Excerpts from an interface dataset –
====
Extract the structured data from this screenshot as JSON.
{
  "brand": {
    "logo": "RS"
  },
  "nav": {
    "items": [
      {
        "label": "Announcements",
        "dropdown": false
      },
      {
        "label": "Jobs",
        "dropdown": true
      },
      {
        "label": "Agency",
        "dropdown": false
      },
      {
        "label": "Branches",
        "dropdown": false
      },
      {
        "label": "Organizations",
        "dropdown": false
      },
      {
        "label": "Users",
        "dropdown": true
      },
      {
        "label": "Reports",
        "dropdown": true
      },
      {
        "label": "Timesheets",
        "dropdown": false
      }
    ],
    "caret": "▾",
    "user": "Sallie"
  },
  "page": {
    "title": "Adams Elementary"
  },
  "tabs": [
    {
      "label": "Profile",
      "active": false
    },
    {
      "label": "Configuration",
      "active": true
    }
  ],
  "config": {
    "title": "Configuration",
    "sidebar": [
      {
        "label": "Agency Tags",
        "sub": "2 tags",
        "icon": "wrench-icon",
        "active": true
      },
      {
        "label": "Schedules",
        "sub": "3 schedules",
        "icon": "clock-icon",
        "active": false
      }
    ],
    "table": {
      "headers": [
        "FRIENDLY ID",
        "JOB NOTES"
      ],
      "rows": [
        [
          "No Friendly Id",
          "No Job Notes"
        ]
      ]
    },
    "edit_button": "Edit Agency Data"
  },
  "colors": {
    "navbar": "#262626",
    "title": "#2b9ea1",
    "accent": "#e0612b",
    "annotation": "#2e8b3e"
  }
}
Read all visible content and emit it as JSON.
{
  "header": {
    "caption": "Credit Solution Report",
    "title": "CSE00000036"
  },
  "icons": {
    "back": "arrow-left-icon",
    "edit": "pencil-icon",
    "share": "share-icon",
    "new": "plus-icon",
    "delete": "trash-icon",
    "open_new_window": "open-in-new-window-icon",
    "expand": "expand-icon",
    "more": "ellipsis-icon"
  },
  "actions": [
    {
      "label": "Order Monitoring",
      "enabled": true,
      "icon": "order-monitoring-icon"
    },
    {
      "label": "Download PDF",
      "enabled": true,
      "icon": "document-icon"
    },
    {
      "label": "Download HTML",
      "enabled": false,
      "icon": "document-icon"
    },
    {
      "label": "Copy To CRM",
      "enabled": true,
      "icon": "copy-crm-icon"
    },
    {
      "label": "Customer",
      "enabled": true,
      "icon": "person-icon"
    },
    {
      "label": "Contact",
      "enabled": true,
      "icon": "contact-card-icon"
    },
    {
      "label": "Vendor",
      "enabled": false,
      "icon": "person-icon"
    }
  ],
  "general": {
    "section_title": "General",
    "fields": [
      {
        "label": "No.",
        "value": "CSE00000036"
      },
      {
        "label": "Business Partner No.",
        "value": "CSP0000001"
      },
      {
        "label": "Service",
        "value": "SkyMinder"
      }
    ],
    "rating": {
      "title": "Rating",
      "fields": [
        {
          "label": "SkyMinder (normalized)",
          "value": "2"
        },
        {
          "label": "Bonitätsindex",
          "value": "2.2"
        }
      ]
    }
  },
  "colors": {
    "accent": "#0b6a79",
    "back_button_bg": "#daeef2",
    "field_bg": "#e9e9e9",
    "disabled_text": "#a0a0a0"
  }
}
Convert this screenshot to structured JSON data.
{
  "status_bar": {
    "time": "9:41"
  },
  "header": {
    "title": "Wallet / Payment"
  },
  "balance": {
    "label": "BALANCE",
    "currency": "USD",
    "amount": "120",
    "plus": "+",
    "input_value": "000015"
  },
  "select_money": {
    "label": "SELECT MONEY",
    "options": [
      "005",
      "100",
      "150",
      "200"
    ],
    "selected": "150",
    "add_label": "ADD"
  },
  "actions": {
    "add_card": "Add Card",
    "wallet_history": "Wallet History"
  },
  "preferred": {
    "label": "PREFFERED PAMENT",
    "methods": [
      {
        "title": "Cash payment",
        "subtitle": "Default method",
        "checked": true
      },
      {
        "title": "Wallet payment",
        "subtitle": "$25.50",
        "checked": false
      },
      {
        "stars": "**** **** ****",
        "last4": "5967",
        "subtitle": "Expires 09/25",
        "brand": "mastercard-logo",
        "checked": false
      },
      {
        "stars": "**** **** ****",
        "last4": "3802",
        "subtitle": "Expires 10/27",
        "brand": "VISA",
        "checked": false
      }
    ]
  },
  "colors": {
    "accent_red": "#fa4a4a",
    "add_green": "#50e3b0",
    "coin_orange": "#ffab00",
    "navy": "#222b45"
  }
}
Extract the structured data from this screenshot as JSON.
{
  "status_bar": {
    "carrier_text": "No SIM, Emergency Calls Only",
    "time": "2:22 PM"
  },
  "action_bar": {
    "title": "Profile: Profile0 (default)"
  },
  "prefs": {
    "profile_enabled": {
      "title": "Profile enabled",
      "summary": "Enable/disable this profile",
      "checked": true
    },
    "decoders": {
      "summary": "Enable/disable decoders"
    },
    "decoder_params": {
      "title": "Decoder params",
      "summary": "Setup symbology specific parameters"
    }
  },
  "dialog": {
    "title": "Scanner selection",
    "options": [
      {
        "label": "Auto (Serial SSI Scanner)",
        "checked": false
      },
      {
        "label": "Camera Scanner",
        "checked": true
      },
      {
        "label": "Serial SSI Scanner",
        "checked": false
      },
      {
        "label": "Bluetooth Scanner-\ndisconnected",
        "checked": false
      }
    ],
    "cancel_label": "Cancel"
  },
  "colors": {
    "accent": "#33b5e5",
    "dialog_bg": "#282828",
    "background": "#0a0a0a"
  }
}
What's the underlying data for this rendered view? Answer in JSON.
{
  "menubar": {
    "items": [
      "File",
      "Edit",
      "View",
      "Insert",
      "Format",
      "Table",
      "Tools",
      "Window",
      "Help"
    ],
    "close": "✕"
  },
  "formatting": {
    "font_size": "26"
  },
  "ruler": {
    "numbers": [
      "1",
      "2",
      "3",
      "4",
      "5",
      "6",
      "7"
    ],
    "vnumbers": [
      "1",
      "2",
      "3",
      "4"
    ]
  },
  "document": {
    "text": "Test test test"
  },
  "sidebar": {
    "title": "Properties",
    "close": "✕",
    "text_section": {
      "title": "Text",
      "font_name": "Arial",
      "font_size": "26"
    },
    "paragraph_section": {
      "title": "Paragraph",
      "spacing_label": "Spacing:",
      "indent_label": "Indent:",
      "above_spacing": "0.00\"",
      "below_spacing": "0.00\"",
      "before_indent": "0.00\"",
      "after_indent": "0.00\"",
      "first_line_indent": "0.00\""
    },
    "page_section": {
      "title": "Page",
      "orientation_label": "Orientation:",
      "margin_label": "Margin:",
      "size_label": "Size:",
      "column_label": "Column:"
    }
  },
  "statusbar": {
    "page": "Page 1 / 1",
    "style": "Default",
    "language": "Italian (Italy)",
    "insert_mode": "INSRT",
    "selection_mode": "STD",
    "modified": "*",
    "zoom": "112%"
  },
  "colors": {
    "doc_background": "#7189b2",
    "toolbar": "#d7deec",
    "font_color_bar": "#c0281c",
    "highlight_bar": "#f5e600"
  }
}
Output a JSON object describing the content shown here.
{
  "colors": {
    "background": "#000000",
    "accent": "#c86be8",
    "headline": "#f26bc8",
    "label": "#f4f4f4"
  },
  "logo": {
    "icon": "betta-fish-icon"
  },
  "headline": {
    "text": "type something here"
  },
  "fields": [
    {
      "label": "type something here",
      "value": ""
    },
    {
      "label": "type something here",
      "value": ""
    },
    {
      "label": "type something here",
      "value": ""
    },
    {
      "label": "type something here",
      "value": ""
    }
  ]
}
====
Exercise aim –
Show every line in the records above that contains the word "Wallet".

Task output –
    "title": "Wallet / Payment"
    "wallet_history": "Wallet History"
        "title": "Wallet payment",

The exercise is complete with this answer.